Lakers News: Sports Psychologist Shooting Expert Breaks Down Russell Westbrook’s Jumper
“Shooting Out Of Your Mind” author Dr. Rob Smith has some thoughts.
It’s no secret that Los Angeles Lakers point guard Russell Westbrook has never been a great shooter, but lately his output has fallen off a cliff.
View the original article to see embedded media.
Through five healthy contests this season, the former nine-time All-Star is averaging 13.4 points (on .343/.200/.708 shooting splits), 7.2 rebounds, 4.8 assists, and 1.4 steals in 30 minutes per. All these numbers are a far cry from the 15-year vet’s career averages of 22.8 points (on .438/.304/.783 shooting), 8.4 assists and 7.4 boards.
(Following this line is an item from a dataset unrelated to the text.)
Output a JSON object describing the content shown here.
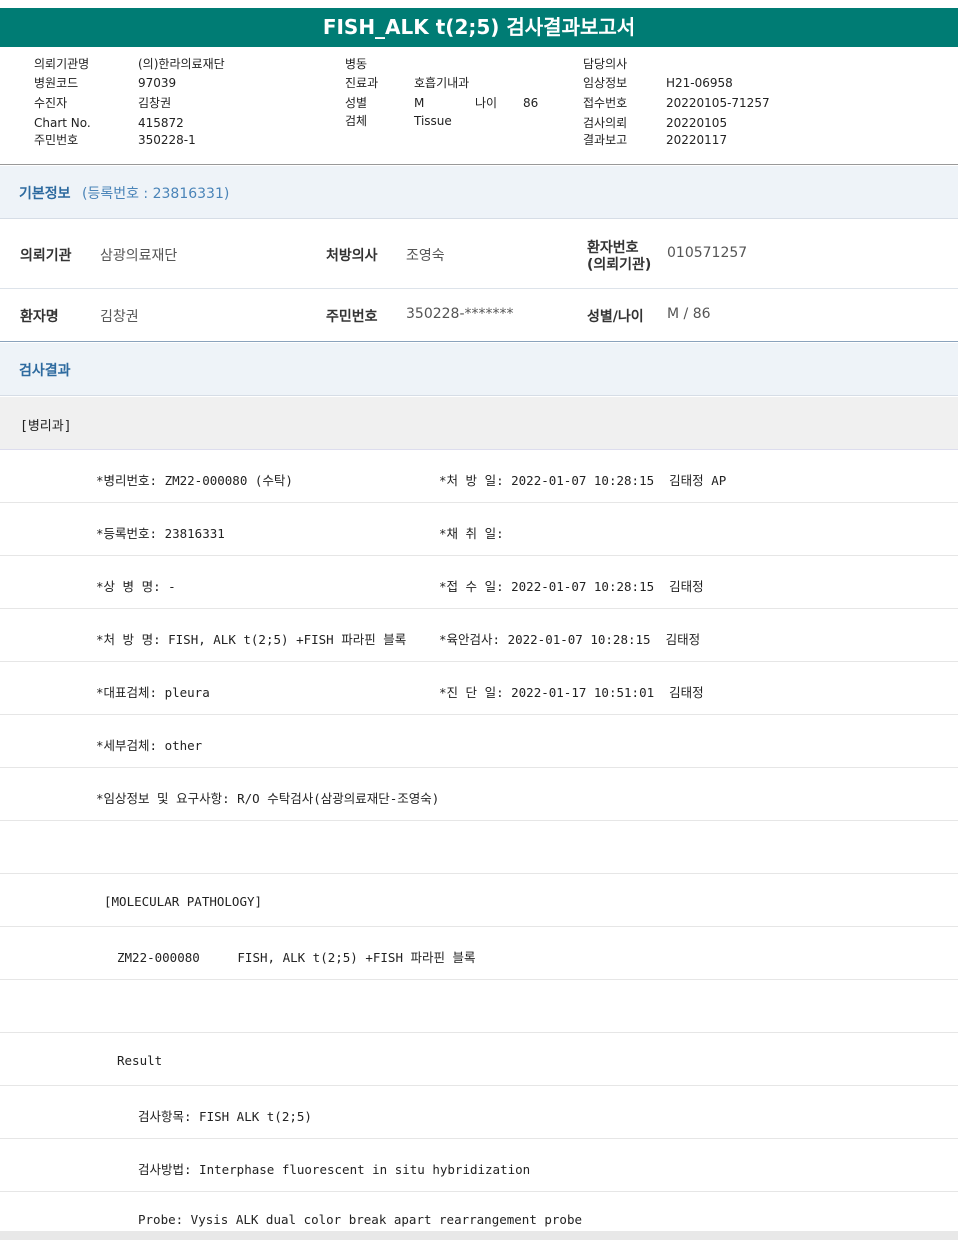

Los Angeles head coach Darvin Ham has moved Westbrook to the L.A. bench in an effort to get him more engaged offensively, and it certainly seems like, should Westbrook have any kind of extended NBA future now that he’s past his athletic peak, it will be in a reserve role.
Any way you slice it, Westbrook needs to improve as a shooter for this new phase of his NBA career.
Sports psychologist and shooting expert Dr. Rob Smith, author of the essential new instructive workbook “Shooting Out Of Your Mind” (which was praised by none other than legendary San Antonio Spurs/Oklahoma City Thunder coach Chip Engelland!), spoke with this writer about Russell Westbrook’s struggles on offense.
Westbrook’s free-throw shooting has been steadily on the decline since his 2016-17 season. Although Dr. Smith acknowledges that he has never spoken with Westbrook, he recommends Brodie work on his free-throw routine to improve his results from the charity stripe. “He used to walk back to half court between FT’s, but since the NBA rule change in 2017 prohibited players from doing that, it has thrown him off and he has publicly admitted as much.”
As far as a salve for that broken jumper, Dr. Smith posits that Ham and co. should try to convince Westbrook to get into a quicker release so that the resultant shot remains more fluid – instead of waiting until the apex of his jump, which may interfere with the rhythm of the stroke.
“When he takes one step and shoots he’s got a good release, but if he leans in or falls back or as he shoots the shot, oftentimes that can impact his judgment of distance to the rim, thereby affecting shooting accuracy Dr. Smith said. Essentially, Dr. Smith contends that wonders if Westbrook frequently overthinks his shooting, and gets into his own head at some point in the release, which has an adverse impact on how frequently the ball goes into the basket.
“The body listens to the brain [when shooting],” Dr. Smith noted, “so if it’s clouded by internal mind chatter, the body – which knows what to do – suddenly tries to change mid-shot what it would normally do with a quiet mind. As a result, one or all of the 3 key elements of the shot (distance, arc and alignment) can cause you to miss the shot.”
Here’s an informative tutorial proposed by Dr. Smith for how Russ, and all of the Lakers’ lackluster jump shooters this season (which is pretty much all of them), can hone their basic shooting mechanics: